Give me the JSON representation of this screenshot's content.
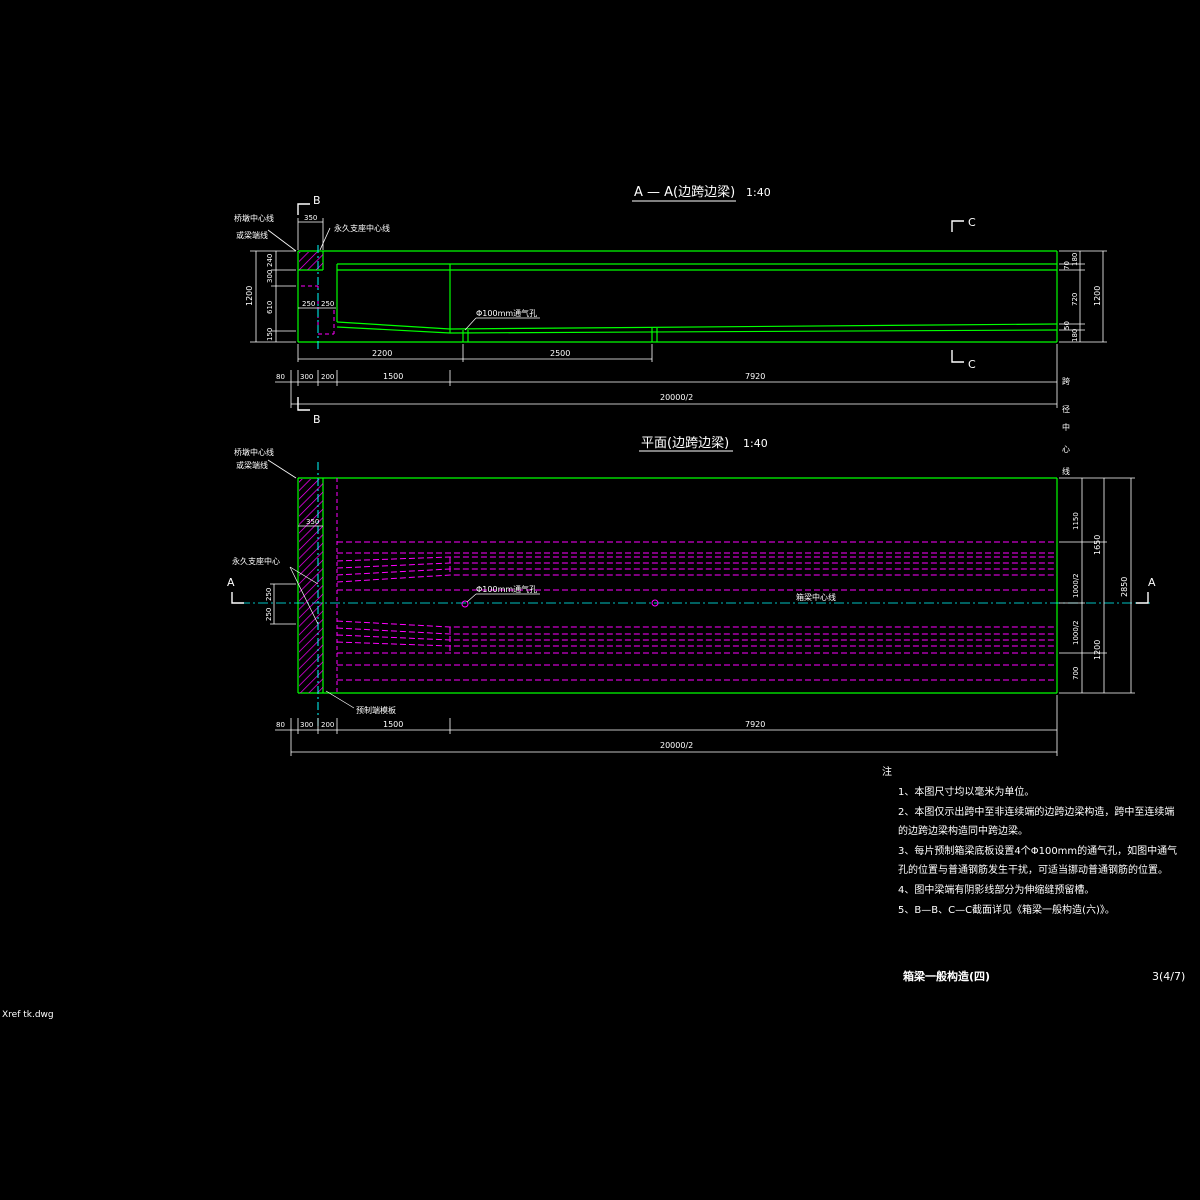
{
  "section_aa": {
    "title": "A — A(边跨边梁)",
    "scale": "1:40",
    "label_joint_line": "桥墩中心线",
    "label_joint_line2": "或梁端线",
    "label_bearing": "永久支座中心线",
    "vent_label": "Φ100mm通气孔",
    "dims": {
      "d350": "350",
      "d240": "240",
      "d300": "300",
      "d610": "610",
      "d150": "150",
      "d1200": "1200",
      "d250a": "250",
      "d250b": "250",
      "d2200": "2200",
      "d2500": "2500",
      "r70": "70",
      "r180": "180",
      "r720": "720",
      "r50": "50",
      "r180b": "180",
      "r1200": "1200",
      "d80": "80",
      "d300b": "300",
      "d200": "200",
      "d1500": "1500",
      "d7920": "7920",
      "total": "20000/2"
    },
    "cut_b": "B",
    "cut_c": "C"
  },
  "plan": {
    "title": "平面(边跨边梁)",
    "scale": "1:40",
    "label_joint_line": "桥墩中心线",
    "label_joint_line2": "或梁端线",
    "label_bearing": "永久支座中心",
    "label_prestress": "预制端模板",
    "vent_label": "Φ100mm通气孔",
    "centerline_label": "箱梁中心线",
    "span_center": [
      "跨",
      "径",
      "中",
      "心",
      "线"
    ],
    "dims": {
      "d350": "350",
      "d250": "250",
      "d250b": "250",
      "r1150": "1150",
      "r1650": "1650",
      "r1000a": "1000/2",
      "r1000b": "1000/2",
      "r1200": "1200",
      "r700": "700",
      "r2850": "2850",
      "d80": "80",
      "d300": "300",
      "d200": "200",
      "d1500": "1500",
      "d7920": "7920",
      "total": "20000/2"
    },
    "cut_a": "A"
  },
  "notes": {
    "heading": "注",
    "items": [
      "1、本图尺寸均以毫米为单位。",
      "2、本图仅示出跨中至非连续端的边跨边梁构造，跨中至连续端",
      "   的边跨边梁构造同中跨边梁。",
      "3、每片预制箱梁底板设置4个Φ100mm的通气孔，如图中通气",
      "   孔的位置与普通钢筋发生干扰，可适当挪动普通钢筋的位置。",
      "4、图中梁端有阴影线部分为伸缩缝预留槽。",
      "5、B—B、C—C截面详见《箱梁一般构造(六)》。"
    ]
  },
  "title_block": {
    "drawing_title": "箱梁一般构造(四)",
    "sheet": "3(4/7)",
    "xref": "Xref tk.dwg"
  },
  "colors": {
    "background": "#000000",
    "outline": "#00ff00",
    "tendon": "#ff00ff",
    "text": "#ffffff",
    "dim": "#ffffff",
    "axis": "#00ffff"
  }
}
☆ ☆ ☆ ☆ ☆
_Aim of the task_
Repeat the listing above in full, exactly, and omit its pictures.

_Task answer_
Give me the JSON representation of this screenshot's content.
{
  "section_aa": {
    "title": "A — A(边跨边梁)",
    "scale": "1:40",
    "label_joint_line": "桥墩中心线",
    "label_joint_line2": "或梁端线",
    "label_bearing": "永久支座中心线",
    "vent_label": "Φ100mm通气孔",
    "dims": {
      "d350": "350",
      "d240": "240",
      "d300": "300",
      "d610": "610",
      "d150": "150",
      "d1200": "1200",
      "d250a": "250",
      "d250b": "250",
      "d2200": "2200",
      "d2500": "2500",
      "r70": "70",
      "r180": "180",
      "r720": "720",
      "r50": "50",
      "r180b": "180",
      "r1200": "1200",
      "d80": "80",
      "d300b": "300",
      "d200": "200",
      "d1500": "1500",
      "d7920": "7920",
      "total": "20000/2"
    },
    "cut_b": "B",
    "cut_c": "C"
  },
  "plan": {
    "title": "平面(边跨边梁)",
    "scale": "1:40",
    "label_joint_line": "桥墩中心线",
    "label_joint_line2": "或梁端线",
    "label_bearing": "永久支座中心",
    "label_prestress": "预制端模板",
    "vent_label": "Φ100mm通气孔",
    "centerline_label": "箱梁中心线",
    "span_center": [
      "跨",
      "径",
      "中",
      "心",
      "线"
    ],
    "dims": {
      "d350": "350",
      "d250": "250",
      "d250b": "250",
      "r1150": "1150",
      "r1650": "1650",
      "r1000a": "1000/2",
      "r1000b": "1000/2",
      "r1200": "1200",
      "r700": "700",
      "r2850": "2850",
      "d80": "80",
      "d300": "300",
      "d200": "200",
      "d1500": "1500",
      "d7920": "7920",
      "total": "20000/2"
    },
    "cut_a": "A"
  },
  "notes": {
    "heading": "注",
    "items": [
      "1、本图尺寸均以毫米为单位。",
      "2、本图仅示出跨中至非连续端的边跨边梁构造，跨中至连续端",
      "   的边跨边梁构造同中跨边梁。",
      "3、每片预制箱梁底板设置4个Φ100mm的通气孔，如图中通气",
      "   孔的位置与普通钢筋发生干扰，可适当挪动普通钢筋的位置。",
      "4、图中梁端有阴影线部分为伸缩缝预留槽。",
      "5、B—B、C—C截面详见《箱梁一般构造(六)》。"
    ]
  },
  "title_block": {
    "drawing_title": "箱梁一般构造(四)",
    "sheet": "3(4/7)",
    "xref": "Xref tk.dwg"
  },
  "colors": {
    "background": "#000000",
    "outline": "#00ff00",
    "tendon": "#ff00ff",
    "text": "#ffffff",
    "dim": "#ffffff",
    "axis": "#00ffff"
  }
}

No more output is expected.